I honestly thought I’d got away with it, and was about to thrust my fist into the air in sheer jubilation. And then I noticed that the bottom lugs had looked like they’d been chewed by a hound with metal teeth — they were toast. As was the crown, which had also taken the brunt of the impact.

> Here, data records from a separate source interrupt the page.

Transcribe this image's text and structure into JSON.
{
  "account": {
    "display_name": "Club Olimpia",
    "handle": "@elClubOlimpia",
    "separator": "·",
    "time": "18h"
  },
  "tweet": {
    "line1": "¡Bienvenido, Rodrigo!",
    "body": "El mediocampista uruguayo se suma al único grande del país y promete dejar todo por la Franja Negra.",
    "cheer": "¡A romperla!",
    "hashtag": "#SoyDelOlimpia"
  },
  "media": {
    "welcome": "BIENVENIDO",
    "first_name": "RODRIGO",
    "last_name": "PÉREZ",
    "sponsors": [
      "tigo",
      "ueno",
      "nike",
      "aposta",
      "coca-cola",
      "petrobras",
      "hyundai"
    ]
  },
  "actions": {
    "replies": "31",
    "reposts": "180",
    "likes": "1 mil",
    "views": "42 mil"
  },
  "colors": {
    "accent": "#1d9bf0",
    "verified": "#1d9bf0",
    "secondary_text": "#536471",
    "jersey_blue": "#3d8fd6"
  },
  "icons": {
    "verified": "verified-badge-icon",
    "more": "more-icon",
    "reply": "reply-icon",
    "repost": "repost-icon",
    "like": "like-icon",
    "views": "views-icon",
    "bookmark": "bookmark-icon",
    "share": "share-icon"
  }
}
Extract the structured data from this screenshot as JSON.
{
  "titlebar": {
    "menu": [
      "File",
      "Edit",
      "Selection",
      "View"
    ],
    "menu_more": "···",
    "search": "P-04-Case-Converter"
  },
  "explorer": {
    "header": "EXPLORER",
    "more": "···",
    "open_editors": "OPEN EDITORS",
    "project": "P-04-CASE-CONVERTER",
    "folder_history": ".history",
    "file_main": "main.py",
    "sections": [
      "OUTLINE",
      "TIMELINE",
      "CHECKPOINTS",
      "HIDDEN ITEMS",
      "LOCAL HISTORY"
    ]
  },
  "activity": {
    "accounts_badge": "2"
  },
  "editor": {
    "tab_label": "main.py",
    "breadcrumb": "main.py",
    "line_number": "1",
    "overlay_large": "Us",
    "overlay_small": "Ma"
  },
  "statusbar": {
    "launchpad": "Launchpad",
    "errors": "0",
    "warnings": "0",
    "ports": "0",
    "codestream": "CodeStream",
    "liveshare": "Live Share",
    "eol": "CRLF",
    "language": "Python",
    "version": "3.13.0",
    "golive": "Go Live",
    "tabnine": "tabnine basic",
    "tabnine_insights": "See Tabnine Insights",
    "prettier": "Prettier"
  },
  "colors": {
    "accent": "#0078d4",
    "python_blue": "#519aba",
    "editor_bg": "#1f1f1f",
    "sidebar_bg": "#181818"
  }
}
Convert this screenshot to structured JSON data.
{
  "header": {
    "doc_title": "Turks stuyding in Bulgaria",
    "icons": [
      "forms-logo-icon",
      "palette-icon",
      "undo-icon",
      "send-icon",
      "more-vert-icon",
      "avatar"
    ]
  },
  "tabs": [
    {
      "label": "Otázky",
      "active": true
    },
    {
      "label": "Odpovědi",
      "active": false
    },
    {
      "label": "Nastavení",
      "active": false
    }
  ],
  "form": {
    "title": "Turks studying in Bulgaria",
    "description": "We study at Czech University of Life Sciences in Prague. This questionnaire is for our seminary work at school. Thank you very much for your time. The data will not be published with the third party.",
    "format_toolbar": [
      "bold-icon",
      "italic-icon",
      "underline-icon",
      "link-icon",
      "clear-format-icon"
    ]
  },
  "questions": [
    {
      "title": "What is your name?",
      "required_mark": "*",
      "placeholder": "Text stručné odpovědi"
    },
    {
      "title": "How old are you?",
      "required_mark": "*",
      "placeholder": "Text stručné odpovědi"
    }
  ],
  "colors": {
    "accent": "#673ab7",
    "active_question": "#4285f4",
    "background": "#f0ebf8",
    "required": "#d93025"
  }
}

I tried, in vain, to unscrew the crown, but it was well and truly cooked.
So, my daily beater, the watch that had been with me around the world, dived with me on the Great Barrier Reef and been attached to my wrist on countless momentous occasions, was, for the lack of a better word, kaput.
And that got me thinking: why on earth do people play any form of sport when there’s a chance of their timepiece being destroyed?
Because, finding myself in the current predicament that I’m in, not having my daily beater attached to my wrist, I feel as though the whole enterprise is completely daft.
Do you really need to have a mechanical watch attached to your wrist while you’re playing sport?
Of course I understand it from a marketing perspective, there are innumerable examples of incredibly famous professional athletes wearing uber-expensive timepieces while dominating in their given profession — Rafa, Odell Beckham Jr … the list goes on.
I also understand the need for companies like Hublot or Omega making watches for a specific profession like golf — look at the main demographic of people playing golf around the world, and it’s pretty easy to understand why they make a ridiculously expensive niche product like the Big Bang Unico Golf or Aqua Terra Ultra Light.
But what about for the average punter, like you and I? Is the high-risk, low-reward nature of the act really worth it?
I’m sure you’ve all got your own opinions on the matter, but as far as I’m concerned it’s patently stupid, and if you wear a valuable mechanical timepiece while playing a sport, it’s a matter of when not if it all turns, as in the case of my Longines lugs, pear-shaped.